but intrigued, fascinated, and totally immersed,

in the pheromone frenzy she’s created

around our little corner of the bar.

 

Conversation requires few words.

Our minds spark an electric shock connection,

revealing a oneness of thought, emotion,

and experiences mutually shared.

There is a likeness of spirit and will,

that overshadows even the heavy sexuality.

 

Thoughts and feelings pass between us,

that have remained largely unshared until now.

We know that we are brother and sister,

of that same cosmic mother,

share the same imprisoned soul.

 

She is the incarnate female version,

of the troubled, joyous, intellectual demon

that was me,

on my journey of self-destruction

those many eons ago.

 

For Eve in the garden,

there is  only one possible endgame

to this  tangled, strange, encounter:

consummation.

The fakir’s charmed serpent,

offers up the forbidden fruit.

 

This bar:  “The Garden.”

The onlookers: “The Almighty,” (who will judge),

and I: the decaying remnant of that very first Man,

am to decide the outcome,

of this timeless invitation.

 

The apple has been offered.

Adam must decide,                                  Painting by Janet Restino

if binding vows

previously spoken,

will now be broken;                                       o

Truly a conundrum of biblical proportion!

 

 

Hard Rain On 1st. Avenue After Midnight

June 27, 2013

 

 

 

 

 

 

 

 

 

 

 

 

 

 

 

 

 

 

 

 

A broke down old drunk man,

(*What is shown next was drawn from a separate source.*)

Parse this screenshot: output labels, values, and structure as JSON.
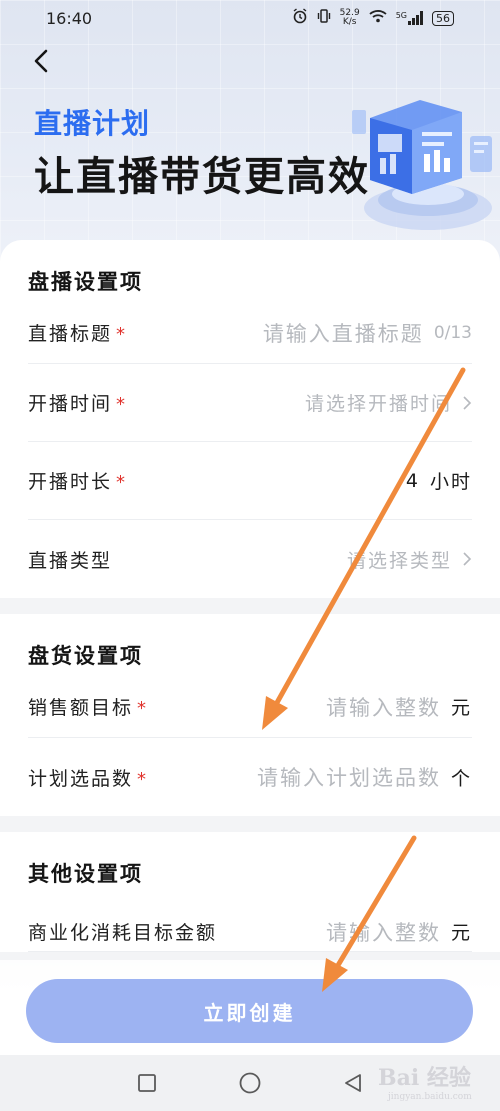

stumblin’ down First Avenue in the rain,
tryin’ hard not to slide away,
held up mostly by his cane.
With his good arm
he’s supportin’ a girl
with a swelled up foot that hurts,
slow steps movin’ forward,
then jerkin’ and staggerin’ back, in spurts.
 
She hangs on tight, teeth clenched,
fightin’ to hold back screams of pain.
She hoists a broke umbrella
strugglin’ for cover from the rain.
 
Two poor lost souls,
who won’t make it on their own,
tryin’ hard together,
to find a way back home.
 
Just a broke down ole’ drunk man,
and a pretty young thing in pain,
lost forever in purgatory,
with this godforsaken rain.